“A farmer can’t make it with just peanuts or cotton,” he said. “They’ve got to do something else so they’ll have something to fall back on if the crops don’t make. Around here, the diversification is usually into chicken houses or cattle. Chickens and cows are keeping a lot of farmers on the farm. Farming’s really different now. It’s more diversified than it has ever been.”
Cattle farming is a big in Pike County. The Pike County Cattlemen’s Association is the largest in the state with 485 members.
“Most of the cattle farms are rather small and I would think that the average size is about 30 head,” said Bill Hixon, a member of the Cattlemen’s association. “We have a lot of cattle in Pike County and a very active Cattlemen’s association and we’re continuing to grow.”
At the high end of the Pike County cattle farms are herds of between 350 and 400 brood cows. The county also boasts two dairies.
And across the county, it’s evident that poultry and pines have edged their way onto the agricultural scene.
Knotts said the Conservation Reserve Program (CRP) has been an encouragement for some landowners to put their cropped land into pines.
“In Pike County, we have 280 landowners who are participating in the CRP,” he said. “We have 14,600 CRP acres here in Pike County. And, we have a large number of poultry houses.”
Jeff Amlong, Wayne Farms, estimated the number of broiler houses in the area to be about 500 with an additional 10 hen houses. Amlong has a view of the Pike County poultry industry from both sides, in service and as a grower.
“A lot of things have changed in the poultry industry that encourage growers,” he said.
“Things are much better now as far as advancement in the houses, in the comfort of the birds and in getting the most pounds of meat from the birds.
“And, too, the poultry industry offers stability even in the downturn of the economy. There is still a strong market for chickens and growers are able to make money and stay around the house.”
A conservative estimate of the number of area “chicken” farms is 80 and, with around 500 broiler houses, “that’s a lot of chickens.”
With that many houses, Amlong estimated the collective batches would number 8 million birds and, with the average bird weighing six pounds, that’s 48 million pounds of meat. Multiply that by five annual batches and “Wow!”
“People have always eaten chicken and they’re going to keep eating chicken,”
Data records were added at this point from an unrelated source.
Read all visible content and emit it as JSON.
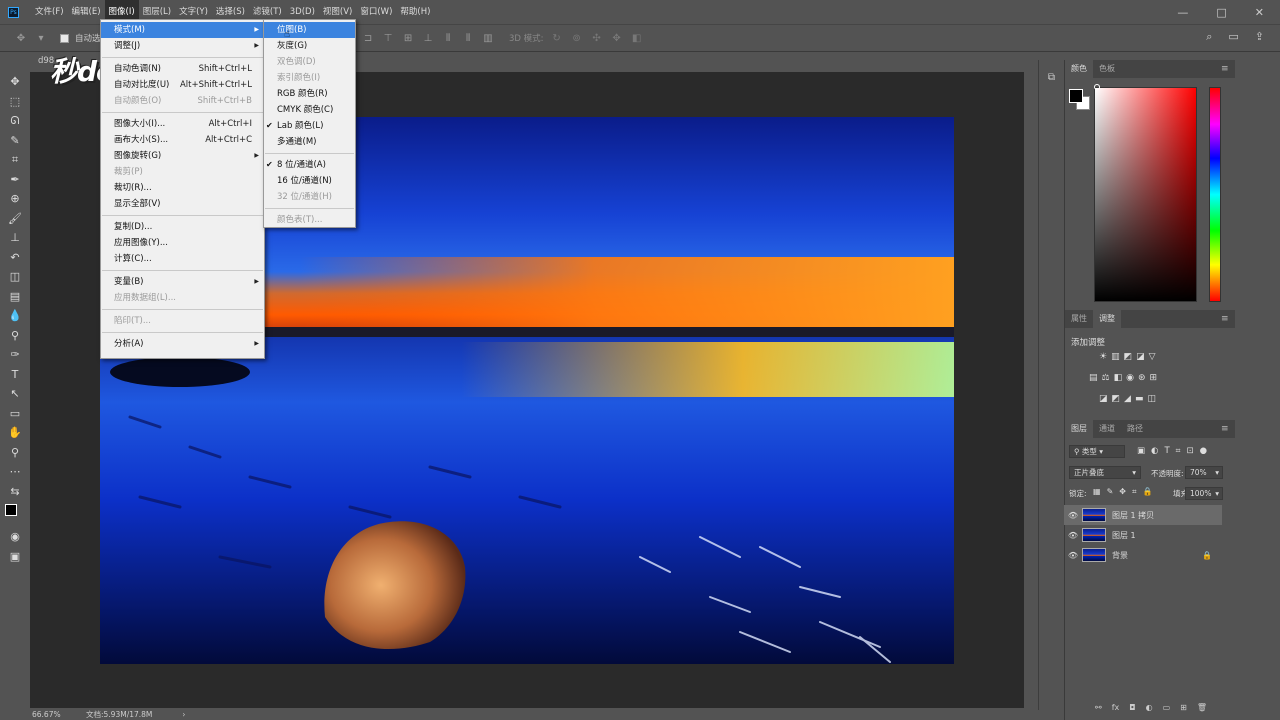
{
  "menubar": {
    "logo": "Ps",
    "items": [
      "文件(F)",
      "编辑(E)",
      "图像(I)",
      "图层(L)",
      "文字(Y)",
      "选择(S)",
      "滤镜(T)",
      "3D(D)",
      "视图(V)",
      "窗口(W)",
      "帮助(H)"
    ],
    "active_index": 2,
    "window_controls": [
      "—",
      "□",
      "✕"
    ]
  },
  "options": {
    "auto_select": "自动选择",
    "mode_3d": "3D 模式:"
  },
  "document": {
    "tab_title": "d98",
    "zoom": "66.67%",
    "doc_info": "文档:5.93M/17.8M"
  },
  "watermark": "秒dong视频",
  "image_menu": {
    "items": [
      {
        "label": "模式(M)",
        "shortcut": "",
        "submenu": true,
        "disabled": false,
        "highlighted": true
      },
      {
        "label": "调整(J)",
        "shortcut": "",
        "submenu": true,
        "disabled": false,
        "highlighted": false
      },
      {
        "sep": true
      },
      {
        "label": "自动色调(N)",
        "shortcut": "Shift+Ctrl+L",
        "submenu": false,
        "disabled": false,
        "highlighted": false
      },
      {
        "label": "自动对比度(U)",
        "shortcut": "Alt+Shift+Ctrl+L",
        "submenu": false,
        "disabled": false,
        "highlighted": false
      },
      {
        "label": "自动颜色(O)",
        "shortcut": "Shift+Ctrl+B",
        "submenu": false,
        "disabled": true,
        "highlighted": false
      },
      {
        "sep": true
      },
      {
        "label": "图像大小(I)...",
        "shortcut": "Alt+Ctrl+I",
        "submenu": false,
        "disabled": false,
        "highlighted": false
      },
      {
        "label": "画布大小(S)...",
        "shortcut": "Alt+Ctrl+C",
        "submenu": false,
        "disabled": false,
        "highlighted": false
      },
      {
        "label": "图像旋转(G)",
        "shortcut": "",
        "submenu": true,
        "disabled": false,
        "highlighted": false
      },
      {
        "label": "裁剪(P)",
        "shortcut": "",
        "submenu": false,
        "disabled": true,
        "highlighted": false
      },
      {
        "label": "裁切(R)...",
        "shortcut": "",
        "submenu": false,
        "disabled": false,
        "highlighted": false
      },
      {
        "label": "显示全部(V)",
        "shortcut": "",
        "submenu": false,
        "disabled": false,
        "highlighted": false
      },
      {
        "sep": true
      },
      {
        "label": "复制(D)...",
        "shortcut": "",
        "submenu": false,
        "disabled": false,
        "highlighted": false
      },
      {
        "label": "应用图像(Y)...",
        "shortcut": "",
        "submenu": false,
        "disabled": false,
        "highlighted": false
      },
      {
        "label": "计算(C)...",
        "shortcut": "",
        "submenu": false,
        "disabled": false,
        "highlighted": false
      },
      {
        "sep": true
      },
      {
        "label": "变量(B)",
        "shortcut": "",
        "submenu": true,
        "disabled": false,
        "highlighted": false
      },
      {
        "label": "应用数据组(L)...",
        "shortcut": "",
        "submenu": false,
        "disabled": true,
        "highlighted": false
      },
      {
        "sep": true
      },
      {
        "label": "陷印(T)...",
        "shortcut": "",
        "submenu": false,
        "disabled": true,
        "highlighted": false
      },
      {
        "sep": true
      },
      {
        "label": "分析(A)",
        "shortcut": "",
        "submenu": true,
        "disabled": false,
        "highlighted": false
      }
    ]
  },
  "mode_submenu": {
    "items": [
      {
        "label": "位图(B)",
        "checked": false,
        "disabled": true,
        "highlighted": true
      },
      {
        "label": "灰度(G)",
        "checked": false,
        "disabled": false,
        "highlighted": false
      },
      {
        "label": "双色调(D)",
        "checked": false,
        "disabled": true,
        "highlighted": false
      },
      {
        "label": "索引颜色(I)",
        "checked": false,
        "disabled": true,
        "highlighted": false
      },
      {
        "label": "RGB 颜色(R)",
        "checked": false,
        "disabled": false,
        "highlighted": false
      },
      {
        "label": "CMYK 颜色(C)",
        "checked": false,
        "disabled": false,
        "highlighted": false
      },
      {
        "label": "Lab 颜色(L)",
        "checked": true,
        "disabled": false,
        "highlighted": false
      },
      {
        "label": "多通道(M)",
        "checked": false,
        "disabled": false,
        "highlighted": false
      },
      {
        "sep": true
      },
      {
        "label": "8 位/通道(A)",
        "checked": true,
        "disabled": false,
        "highlighted": false
      },
      {
        "label": "16 位/通道(N)",
        "checked": false,
        "disabled": false,
        "highlighted": false
      },
      {
        "label": "32 位/通道(H)",
        "checked": false,
        "disabled": true,
        "highlighted": false
      },
      {
        "sep": true
      },
      {
        "label": "颜色表(T)...",
        "checked": false,
        "disabled": true,
        "highlighted": false
      }
    ]
  },
  "panels": {
    "color_tabs": [
      "颜色",
      "色板"
    ],
    "props_tabs": [
      "属性",
      "调整"
    ],
    "adjust_title": "添加调整",
    "layers_tabs": [
      "图层",
      "通道",
      "路径"
    ],
    "filter_kind": "类型",
    "blend_mode": "正片叠底",
    "opacity_label": "不透明度:",
    "opacity_value": "70%",
    "lock_label": "锁定:",
    "fill_label": "填充:",
    "fill_value": "100%",
    "layers": [
      {
        "name": "图层 1 拷贝",
        "selected": true,
        "locked": false
      },
      {
        "name": "图层 1",
        "selected": false,
        "locked": false
      },
      {
        "name": "背景",
        "selected": false,
        "locked": true
      }
    ]
  },
  "colors": {
    "menu_highlight": "#3c84df",
    "panel_bg": "#535353",
    "canvas_bg": "#2a2a2a"
  }
}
Amlong said. “It’s an affordable meat … and it’s good.”
Amlong said the future of “chicken farming” looks bright and profitable and, perhaps, the most encouraging word that poultry farmers can hang their hats on is “stability.”
Knotts said while “stability” in not a by-word for many “row” crops, there will be a future in farming because people may not do much else “but they’re going to eat.”
“People have to eat so there will always be a market for food,” he said.
“However, I think that we’ll see fewer and fewer family farms and more big, corporate farms.
And, we’ll probably see more of our food products imported. If we don’t want to see more foods brought in from other countries, we’re going to have to do more to support our American farmers.”
After a year plagued by economic downturn and a skyrocketing unemployment rate, Pike County still managed to come out with a new large retailer and a new industry.
Tractor Supply Company and CGI both came in the latter part of 2009 and both will help ease unemployment pains.
CGI has plans to hire 300 by the end of 2012, but has already begun the hiring process.
“We actually have exceeded our targets for 2009. We were not planning on doing any hiring until after the first of the year, but we have 12 hires on site at the Airport (CGI’s temporary workspace),” Vice President Mark Eschle previously told The Messenger. “We’re expecting another four starting January 4.”
Pike County Economic Development President Marsha Gaylard said as always she’s working to attract new businesses to Pike County.
“I talk to a lot of different companies,” Gaylard said.
“In January, I’ll be on a mission to locate some retailers.”
“We’re doing everything we can to try and keep our economy strong and add jobs,” Gaylard said.